PROVIDED ENTRIES START
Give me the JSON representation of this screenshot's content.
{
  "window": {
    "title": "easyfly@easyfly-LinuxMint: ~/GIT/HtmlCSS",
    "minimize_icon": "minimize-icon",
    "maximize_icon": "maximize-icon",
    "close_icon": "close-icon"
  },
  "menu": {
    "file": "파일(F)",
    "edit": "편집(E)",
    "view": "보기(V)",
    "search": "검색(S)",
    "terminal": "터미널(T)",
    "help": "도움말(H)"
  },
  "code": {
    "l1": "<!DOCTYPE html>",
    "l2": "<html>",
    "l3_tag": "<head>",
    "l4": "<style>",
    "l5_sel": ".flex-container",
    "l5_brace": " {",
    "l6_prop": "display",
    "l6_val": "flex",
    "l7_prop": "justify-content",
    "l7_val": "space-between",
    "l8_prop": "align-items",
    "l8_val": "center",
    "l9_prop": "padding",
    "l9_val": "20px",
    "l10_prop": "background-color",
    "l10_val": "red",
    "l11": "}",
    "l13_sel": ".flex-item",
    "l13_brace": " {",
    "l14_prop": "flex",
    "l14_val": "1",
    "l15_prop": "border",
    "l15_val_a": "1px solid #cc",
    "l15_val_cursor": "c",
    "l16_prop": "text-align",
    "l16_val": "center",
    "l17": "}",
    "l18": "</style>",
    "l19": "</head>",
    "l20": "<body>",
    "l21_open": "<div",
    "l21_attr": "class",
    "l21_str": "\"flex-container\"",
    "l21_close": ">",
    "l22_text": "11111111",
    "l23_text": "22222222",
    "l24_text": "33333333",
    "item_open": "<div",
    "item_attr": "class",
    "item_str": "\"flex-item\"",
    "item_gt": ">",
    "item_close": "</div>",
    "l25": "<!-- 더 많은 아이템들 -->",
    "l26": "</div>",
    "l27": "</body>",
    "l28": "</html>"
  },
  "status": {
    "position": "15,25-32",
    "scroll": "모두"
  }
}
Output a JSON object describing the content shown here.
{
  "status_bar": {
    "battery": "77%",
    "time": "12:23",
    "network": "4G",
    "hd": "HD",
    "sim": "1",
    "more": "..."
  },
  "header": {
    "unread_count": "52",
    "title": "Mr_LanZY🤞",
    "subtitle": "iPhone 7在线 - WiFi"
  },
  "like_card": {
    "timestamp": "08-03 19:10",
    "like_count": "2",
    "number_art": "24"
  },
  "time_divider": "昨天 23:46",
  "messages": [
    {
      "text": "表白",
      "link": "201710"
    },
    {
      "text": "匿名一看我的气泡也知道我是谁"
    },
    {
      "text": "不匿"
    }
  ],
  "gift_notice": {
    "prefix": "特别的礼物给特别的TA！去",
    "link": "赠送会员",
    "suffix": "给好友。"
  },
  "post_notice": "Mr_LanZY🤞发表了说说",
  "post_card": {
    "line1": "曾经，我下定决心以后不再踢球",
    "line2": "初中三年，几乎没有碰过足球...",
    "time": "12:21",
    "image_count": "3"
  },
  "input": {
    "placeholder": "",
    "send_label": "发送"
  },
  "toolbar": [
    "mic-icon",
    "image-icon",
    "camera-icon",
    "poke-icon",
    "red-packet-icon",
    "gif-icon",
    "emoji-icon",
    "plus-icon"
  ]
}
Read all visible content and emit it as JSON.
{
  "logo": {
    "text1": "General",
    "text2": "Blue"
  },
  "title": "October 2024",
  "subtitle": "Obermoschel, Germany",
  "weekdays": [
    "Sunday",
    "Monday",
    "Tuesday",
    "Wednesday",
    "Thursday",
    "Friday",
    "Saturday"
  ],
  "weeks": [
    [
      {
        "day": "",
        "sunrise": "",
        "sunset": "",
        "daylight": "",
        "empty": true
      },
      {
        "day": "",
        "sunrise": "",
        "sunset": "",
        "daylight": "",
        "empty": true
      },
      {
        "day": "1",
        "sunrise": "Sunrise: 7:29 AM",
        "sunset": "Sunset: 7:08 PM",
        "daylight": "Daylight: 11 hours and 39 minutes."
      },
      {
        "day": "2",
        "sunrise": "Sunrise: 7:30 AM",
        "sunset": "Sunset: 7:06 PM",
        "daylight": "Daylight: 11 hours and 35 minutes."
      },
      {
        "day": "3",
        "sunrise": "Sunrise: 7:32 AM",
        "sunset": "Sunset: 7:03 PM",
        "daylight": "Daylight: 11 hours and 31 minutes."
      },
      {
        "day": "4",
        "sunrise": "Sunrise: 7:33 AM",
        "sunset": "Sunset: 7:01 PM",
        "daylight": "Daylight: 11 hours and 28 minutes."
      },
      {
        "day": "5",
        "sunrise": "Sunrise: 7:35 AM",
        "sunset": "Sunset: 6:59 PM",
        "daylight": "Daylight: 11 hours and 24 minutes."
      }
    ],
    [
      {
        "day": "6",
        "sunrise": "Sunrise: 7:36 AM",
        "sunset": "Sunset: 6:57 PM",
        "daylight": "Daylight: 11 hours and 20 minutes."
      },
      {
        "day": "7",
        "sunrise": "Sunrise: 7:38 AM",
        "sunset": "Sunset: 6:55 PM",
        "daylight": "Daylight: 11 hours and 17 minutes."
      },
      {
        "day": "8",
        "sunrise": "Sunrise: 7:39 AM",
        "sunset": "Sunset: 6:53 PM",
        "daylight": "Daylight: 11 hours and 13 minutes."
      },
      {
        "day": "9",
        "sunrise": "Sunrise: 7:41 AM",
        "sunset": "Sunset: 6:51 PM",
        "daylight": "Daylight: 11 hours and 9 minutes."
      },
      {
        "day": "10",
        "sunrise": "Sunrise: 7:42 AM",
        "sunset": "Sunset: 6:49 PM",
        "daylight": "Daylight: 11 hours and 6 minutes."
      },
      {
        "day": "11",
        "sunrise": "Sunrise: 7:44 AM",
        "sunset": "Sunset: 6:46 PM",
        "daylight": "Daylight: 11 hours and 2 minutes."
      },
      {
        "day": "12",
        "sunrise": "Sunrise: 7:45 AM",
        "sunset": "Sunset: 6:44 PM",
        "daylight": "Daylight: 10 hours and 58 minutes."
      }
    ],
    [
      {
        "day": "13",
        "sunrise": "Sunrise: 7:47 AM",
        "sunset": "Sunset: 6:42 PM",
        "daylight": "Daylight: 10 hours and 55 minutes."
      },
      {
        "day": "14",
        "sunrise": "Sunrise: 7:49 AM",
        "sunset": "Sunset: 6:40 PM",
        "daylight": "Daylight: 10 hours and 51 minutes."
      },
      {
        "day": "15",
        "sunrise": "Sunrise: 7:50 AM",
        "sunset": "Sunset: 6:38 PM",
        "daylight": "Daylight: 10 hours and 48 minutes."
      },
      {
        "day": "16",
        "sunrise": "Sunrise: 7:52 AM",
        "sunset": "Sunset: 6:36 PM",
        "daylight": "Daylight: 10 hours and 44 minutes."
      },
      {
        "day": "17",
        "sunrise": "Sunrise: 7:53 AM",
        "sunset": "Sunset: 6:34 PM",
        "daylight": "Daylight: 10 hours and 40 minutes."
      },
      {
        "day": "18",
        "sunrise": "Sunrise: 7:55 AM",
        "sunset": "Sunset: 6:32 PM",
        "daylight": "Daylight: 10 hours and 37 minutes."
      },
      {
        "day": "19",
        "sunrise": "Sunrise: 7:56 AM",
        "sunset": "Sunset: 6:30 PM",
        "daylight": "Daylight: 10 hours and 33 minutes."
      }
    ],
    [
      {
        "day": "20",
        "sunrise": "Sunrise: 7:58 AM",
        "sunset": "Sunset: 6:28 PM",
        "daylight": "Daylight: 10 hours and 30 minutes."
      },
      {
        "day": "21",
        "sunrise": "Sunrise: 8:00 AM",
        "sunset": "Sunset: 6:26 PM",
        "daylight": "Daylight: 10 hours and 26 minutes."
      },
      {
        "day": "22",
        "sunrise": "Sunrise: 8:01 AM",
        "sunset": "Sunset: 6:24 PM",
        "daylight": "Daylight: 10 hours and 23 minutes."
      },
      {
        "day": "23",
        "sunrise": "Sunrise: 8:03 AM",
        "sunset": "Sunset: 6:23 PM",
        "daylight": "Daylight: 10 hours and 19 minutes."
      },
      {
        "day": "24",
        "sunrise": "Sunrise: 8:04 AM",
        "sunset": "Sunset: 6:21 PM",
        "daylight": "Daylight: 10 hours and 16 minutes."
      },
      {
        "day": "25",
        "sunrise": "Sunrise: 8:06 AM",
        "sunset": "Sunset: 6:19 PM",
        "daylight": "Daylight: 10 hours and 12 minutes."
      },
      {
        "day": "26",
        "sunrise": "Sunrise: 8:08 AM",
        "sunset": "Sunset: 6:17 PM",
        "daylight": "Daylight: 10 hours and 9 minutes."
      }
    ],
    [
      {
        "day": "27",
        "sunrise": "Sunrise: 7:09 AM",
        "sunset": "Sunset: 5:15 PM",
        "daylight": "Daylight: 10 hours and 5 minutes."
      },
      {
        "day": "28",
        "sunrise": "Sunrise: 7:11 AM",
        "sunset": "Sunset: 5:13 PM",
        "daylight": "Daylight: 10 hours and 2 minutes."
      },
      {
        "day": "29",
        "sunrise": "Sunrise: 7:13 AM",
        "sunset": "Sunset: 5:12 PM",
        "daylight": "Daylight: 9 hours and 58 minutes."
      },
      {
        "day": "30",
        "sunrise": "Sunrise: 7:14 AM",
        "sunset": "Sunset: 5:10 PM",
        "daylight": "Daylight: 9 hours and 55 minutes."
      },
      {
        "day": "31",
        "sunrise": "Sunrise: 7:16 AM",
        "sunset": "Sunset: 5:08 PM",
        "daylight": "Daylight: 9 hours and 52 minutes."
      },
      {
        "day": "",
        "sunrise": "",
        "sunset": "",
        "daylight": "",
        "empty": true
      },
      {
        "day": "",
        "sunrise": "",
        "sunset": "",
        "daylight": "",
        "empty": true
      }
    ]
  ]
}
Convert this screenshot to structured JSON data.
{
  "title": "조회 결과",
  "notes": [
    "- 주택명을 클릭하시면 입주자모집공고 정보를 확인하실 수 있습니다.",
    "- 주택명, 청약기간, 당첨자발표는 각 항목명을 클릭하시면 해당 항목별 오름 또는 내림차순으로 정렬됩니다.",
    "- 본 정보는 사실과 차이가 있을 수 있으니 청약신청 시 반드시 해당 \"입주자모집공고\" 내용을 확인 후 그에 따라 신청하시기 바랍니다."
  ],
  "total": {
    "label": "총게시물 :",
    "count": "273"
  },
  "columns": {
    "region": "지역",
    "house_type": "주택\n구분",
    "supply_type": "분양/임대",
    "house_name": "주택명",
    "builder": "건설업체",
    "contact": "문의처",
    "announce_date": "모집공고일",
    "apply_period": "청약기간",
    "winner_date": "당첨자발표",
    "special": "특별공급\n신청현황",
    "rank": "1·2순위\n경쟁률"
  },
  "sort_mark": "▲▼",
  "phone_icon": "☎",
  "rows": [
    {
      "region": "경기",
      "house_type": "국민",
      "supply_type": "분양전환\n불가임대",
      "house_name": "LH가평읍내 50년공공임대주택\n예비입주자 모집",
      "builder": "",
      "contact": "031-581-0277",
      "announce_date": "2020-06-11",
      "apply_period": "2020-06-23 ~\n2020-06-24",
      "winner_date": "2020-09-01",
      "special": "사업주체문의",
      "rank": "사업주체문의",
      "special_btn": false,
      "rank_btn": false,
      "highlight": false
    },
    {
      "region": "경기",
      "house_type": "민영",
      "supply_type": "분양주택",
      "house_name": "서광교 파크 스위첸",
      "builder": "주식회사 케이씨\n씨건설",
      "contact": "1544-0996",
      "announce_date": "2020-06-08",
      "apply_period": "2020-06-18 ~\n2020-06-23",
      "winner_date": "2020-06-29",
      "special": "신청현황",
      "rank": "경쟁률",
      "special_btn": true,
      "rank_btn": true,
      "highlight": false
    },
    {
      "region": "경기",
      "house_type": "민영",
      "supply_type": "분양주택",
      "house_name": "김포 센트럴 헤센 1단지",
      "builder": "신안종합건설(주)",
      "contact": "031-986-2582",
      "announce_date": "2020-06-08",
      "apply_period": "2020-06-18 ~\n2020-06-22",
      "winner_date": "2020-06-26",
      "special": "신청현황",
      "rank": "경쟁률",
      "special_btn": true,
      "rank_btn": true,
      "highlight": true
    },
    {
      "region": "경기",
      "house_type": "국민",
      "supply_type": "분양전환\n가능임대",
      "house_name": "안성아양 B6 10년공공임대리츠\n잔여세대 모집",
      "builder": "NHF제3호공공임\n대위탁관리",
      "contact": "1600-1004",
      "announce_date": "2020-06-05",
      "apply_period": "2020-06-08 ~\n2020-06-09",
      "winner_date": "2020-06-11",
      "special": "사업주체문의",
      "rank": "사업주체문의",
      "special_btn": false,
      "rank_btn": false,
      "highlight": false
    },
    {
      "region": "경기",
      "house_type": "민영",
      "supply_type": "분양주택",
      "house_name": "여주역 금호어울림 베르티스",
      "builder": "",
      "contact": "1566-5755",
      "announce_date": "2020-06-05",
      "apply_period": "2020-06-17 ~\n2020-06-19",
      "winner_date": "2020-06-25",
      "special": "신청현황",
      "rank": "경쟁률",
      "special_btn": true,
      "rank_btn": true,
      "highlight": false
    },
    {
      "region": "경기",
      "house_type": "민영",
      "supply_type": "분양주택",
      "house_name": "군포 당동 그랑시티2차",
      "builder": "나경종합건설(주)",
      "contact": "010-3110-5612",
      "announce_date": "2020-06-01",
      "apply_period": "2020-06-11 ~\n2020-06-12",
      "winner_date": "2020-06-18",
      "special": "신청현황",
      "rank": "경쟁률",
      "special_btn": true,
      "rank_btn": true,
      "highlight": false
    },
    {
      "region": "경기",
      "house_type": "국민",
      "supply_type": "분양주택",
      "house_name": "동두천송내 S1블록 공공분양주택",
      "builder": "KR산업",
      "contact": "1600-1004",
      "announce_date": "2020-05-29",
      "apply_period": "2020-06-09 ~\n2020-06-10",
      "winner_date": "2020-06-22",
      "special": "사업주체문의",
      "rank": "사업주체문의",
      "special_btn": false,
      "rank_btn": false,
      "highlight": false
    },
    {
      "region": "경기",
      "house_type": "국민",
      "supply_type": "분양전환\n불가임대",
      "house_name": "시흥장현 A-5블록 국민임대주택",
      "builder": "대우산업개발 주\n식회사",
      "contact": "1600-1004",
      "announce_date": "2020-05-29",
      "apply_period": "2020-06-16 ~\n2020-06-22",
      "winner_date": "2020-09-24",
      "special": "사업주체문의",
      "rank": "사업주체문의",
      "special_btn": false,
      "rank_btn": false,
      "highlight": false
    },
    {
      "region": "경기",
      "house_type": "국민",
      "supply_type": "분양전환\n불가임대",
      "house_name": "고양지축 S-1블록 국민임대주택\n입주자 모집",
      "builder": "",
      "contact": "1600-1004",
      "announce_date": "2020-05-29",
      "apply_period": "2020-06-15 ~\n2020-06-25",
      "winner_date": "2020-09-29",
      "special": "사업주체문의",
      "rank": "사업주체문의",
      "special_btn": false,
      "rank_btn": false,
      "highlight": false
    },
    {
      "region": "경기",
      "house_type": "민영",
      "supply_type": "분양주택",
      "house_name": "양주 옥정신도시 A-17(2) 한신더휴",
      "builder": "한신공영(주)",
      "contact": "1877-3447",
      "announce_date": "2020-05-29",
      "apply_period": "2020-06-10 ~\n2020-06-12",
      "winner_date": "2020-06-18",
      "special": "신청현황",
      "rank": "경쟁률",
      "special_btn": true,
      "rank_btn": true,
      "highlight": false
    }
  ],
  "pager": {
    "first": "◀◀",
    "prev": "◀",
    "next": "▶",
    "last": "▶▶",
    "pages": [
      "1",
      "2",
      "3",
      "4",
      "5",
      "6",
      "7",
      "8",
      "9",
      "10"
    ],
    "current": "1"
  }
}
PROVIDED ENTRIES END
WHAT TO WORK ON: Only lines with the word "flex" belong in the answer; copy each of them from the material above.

REPLY:
    "l5_sel": ".flex-container",
    "l6_val": "flex",
    "l13_sel": ".flex-item",
    "l14_prop": "flex",
    "l21_str": "\"flex-container\"",
    "item_str": "\"flex-item\"",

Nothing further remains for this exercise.